:: Material for this exercise ::
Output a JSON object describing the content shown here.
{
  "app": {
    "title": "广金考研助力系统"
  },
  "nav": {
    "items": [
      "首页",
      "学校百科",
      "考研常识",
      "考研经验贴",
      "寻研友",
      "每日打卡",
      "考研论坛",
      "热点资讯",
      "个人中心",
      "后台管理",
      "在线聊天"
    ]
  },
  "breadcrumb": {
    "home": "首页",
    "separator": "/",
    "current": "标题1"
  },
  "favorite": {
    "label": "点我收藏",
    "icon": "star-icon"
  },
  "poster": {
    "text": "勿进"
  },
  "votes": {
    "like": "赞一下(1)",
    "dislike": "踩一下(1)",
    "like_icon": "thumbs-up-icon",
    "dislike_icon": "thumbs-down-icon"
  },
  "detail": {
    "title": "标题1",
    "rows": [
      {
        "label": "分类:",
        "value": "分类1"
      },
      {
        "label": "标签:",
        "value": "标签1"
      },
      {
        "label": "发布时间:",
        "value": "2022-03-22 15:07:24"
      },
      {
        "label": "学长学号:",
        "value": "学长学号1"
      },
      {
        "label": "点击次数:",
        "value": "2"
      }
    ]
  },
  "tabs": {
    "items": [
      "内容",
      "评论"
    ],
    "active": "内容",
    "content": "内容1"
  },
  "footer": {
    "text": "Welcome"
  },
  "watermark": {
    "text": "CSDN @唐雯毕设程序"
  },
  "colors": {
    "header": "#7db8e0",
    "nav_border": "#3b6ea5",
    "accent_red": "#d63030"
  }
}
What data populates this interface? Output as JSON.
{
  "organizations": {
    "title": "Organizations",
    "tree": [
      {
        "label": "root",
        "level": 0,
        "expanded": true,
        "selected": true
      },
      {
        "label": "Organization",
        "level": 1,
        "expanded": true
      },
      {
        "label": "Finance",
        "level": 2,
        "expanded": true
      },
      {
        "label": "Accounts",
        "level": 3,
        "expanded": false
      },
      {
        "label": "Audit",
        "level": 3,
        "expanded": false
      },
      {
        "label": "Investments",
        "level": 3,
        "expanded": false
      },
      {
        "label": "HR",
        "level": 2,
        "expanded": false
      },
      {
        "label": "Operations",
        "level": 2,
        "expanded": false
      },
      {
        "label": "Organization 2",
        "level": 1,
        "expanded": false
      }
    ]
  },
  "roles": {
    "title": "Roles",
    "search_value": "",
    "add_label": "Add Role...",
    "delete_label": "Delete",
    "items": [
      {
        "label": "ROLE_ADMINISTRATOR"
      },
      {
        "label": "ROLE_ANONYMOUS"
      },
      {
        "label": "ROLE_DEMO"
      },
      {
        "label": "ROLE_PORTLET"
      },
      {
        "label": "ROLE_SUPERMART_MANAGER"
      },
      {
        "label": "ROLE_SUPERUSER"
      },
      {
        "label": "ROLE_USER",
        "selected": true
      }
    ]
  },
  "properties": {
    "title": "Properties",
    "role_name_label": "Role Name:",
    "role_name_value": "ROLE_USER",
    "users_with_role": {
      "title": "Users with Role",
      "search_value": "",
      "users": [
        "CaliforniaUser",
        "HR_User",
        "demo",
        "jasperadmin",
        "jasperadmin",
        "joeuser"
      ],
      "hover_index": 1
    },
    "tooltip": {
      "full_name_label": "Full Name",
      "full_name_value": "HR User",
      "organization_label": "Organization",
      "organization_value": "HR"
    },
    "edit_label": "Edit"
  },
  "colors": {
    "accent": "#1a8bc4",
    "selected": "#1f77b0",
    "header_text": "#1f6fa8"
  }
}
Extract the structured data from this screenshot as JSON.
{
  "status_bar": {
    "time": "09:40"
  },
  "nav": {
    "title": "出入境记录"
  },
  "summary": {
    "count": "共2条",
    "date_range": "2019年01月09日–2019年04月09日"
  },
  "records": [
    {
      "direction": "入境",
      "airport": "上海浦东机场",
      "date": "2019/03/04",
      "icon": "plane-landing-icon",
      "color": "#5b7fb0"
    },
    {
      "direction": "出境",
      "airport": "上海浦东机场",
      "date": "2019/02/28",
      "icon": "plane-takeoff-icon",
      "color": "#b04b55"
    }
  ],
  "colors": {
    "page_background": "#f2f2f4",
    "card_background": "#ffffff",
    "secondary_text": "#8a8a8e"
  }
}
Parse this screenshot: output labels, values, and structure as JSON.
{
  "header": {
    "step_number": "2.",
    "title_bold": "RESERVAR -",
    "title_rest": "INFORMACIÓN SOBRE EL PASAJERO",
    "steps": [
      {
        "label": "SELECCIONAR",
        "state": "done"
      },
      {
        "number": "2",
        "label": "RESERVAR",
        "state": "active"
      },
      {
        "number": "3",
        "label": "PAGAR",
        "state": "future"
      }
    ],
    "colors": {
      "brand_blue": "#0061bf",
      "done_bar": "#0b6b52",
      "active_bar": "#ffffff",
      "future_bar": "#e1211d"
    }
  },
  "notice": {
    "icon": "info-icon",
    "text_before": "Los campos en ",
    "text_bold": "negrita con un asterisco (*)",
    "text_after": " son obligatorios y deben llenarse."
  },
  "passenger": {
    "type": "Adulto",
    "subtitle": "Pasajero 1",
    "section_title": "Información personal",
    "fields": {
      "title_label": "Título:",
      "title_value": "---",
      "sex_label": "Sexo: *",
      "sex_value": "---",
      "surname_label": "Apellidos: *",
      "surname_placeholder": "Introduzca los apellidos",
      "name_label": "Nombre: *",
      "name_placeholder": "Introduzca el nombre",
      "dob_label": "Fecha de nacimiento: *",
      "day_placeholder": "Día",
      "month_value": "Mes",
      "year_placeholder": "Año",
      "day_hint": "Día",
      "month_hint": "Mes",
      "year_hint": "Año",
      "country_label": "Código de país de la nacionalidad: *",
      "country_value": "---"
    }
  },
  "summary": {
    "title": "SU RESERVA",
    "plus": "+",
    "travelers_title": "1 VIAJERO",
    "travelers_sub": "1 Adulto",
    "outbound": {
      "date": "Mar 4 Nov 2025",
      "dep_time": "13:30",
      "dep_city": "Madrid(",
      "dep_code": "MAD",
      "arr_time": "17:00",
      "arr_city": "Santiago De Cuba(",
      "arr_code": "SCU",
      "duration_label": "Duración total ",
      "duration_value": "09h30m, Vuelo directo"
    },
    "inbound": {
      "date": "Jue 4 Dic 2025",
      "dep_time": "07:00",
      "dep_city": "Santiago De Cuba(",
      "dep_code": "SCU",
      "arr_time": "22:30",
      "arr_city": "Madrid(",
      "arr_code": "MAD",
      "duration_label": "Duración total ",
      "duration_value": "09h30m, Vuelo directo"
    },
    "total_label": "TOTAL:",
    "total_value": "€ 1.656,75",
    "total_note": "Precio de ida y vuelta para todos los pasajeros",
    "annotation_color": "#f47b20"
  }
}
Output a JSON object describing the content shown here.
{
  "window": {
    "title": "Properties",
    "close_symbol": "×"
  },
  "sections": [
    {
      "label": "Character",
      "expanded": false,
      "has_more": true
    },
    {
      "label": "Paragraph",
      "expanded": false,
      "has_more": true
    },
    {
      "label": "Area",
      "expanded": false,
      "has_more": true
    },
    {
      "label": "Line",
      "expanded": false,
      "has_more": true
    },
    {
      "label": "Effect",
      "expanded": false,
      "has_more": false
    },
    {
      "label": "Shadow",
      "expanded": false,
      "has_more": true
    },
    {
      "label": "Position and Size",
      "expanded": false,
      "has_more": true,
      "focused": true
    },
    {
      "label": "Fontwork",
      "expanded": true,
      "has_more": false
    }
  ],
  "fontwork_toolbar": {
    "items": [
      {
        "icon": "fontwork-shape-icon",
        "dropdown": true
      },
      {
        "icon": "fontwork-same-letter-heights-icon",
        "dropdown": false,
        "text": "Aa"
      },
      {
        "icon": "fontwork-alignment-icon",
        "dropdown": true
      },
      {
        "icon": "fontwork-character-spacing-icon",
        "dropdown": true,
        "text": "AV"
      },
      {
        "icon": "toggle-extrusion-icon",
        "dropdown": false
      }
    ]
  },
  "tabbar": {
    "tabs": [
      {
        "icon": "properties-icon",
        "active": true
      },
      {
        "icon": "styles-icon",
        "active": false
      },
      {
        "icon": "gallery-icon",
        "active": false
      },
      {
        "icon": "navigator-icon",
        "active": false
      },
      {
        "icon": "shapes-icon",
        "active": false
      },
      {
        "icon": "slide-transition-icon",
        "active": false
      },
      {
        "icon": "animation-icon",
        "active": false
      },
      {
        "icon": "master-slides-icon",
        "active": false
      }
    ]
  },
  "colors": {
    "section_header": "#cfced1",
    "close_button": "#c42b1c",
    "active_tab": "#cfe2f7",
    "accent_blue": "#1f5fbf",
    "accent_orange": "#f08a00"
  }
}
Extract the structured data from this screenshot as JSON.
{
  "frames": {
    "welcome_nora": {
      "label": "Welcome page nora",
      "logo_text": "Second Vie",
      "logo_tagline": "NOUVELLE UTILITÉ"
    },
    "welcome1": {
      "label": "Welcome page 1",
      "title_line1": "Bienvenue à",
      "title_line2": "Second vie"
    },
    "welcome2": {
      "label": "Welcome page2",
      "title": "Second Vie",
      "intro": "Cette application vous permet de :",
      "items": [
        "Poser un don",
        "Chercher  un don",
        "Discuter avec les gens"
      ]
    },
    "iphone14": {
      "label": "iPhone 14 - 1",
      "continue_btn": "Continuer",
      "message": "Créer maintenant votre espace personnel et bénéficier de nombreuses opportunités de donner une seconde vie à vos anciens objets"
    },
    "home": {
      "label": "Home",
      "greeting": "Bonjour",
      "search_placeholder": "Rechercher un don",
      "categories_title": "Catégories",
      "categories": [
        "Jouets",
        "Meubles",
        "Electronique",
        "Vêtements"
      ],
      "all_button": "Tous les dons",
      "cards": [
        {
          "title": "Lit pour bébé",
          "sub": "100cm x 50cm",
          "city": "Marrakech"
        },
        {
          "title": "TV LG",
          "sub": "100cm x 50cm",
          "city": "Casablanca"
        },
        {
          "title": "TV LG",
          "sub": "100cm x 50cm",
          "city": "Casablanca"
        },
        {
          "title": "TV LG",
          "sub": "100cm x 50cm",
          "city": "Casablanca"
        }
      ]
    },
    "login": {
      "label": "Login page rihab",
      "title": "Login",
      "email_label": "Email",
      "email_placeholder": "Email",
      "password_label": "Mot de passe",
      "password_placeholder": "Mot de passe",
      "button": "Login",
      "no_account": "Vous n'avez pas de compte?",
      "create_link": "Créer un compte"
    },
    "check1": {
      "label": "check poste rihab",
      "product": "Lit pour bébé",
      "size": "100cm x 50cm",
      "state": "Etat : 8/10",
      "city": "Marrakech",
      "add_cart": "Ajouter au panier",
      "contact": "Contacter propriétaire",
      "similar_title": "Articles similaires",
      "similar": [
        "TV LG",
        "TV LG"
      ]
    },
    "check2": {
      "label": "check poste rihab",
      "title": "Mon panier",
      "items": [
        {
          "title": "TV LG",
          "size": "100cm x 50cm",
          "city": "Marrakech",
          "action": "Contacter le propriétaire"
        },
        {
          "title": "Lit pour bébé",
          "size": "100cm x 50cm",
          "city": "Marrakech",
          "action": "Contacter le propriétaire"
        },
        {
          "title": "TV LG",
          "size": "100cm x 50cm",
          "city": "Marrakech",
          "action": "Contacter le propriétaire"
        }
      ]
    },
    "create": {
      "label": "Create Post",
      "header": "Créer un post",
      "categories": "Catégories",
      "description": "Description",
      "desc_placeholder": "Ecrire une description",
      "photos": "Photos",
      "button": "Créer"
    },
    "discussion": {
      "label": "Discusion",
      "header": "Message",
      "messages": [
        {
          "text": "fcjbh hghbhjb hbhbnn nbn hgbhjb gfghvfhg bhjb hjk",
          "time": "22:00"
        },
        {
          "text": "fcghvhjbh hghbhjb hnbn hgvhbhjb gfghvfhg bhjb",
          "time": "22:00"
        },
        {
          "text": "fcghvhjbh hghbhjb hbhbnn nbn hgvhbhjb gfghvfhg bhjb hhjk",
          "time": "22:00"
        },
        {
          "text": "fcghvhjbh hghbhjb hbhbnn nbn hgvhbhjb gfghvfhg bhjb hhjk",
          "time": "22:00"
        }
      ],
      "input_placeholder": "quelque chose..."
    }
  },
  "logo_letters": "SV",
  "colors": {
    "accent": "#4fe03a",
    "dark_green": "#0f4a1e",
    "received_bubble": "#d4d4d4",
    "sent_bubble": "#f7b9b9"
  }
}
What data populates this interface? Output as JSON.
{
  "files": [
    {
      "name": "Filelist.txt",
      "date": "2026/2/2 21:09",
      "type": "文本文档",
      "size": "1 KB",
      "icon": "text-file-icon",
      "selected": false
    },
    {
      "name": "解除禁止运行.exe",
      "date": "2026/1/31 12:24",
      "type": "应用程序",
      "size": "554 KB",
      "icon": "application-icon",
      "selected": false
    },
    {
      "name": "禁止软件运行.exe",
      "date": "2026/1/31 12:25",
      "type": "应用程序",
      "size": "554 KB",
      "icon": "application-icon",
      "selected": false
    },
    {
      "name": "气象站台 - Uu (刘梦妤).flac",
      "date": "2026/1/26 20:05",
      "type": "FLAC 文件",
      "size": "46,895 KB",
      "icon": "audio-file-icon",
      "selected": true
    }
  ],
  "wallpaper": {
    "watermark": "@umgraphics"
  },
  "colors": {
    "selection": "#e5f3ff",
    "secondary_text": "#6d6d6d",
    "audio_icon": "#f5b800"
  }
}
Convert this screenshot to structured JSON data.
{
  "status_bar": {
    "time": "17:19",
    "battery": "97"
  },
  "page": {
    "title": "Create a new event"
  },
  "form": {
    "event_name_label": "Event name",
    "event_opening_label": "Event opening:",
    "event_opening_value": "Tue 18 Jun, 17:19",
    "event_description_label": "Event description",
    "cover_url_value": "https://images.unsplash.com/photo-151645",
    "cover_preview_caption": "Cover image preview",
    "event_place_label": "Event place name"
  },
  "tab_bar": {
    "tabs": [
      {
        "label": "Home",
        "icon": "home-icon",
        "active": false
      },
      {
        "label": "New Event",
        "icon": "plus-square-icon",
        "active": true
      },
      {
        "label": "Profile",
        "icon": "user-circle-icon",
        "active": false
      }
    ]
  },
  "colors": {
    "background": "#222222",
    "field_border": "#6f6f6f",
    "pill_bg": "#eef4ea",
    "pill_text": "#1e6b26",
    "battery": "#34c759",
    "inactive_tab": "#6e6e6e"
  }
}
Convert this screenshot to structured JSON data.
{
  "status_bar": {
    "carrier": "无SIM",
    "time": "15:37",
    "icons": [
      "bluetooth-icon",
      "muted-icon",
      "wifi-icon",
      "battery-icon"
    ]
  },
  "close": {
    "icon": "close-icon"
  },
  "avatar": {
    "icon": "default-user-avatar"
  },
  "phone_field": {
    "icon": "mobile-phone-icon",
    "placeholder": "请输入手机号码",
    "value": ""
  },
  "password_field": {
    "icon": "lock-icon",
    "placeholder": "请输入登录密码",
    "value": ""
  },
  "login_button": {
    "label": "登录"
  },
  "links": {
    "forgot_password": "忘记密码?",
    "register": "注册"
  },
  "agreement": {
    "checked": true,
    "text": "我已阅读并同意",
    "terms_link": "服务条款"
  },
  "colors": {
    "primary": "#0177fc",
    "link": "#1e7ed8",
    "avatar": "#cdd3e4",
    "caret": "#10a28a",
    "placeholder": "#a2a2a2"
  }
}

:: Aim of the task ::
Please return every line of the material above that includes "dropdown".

:: Reply to the task ::
        "dropdown": true
        "dropdown": false,
        "dropdown": true
        "dropdown": true,
        "dropdown": false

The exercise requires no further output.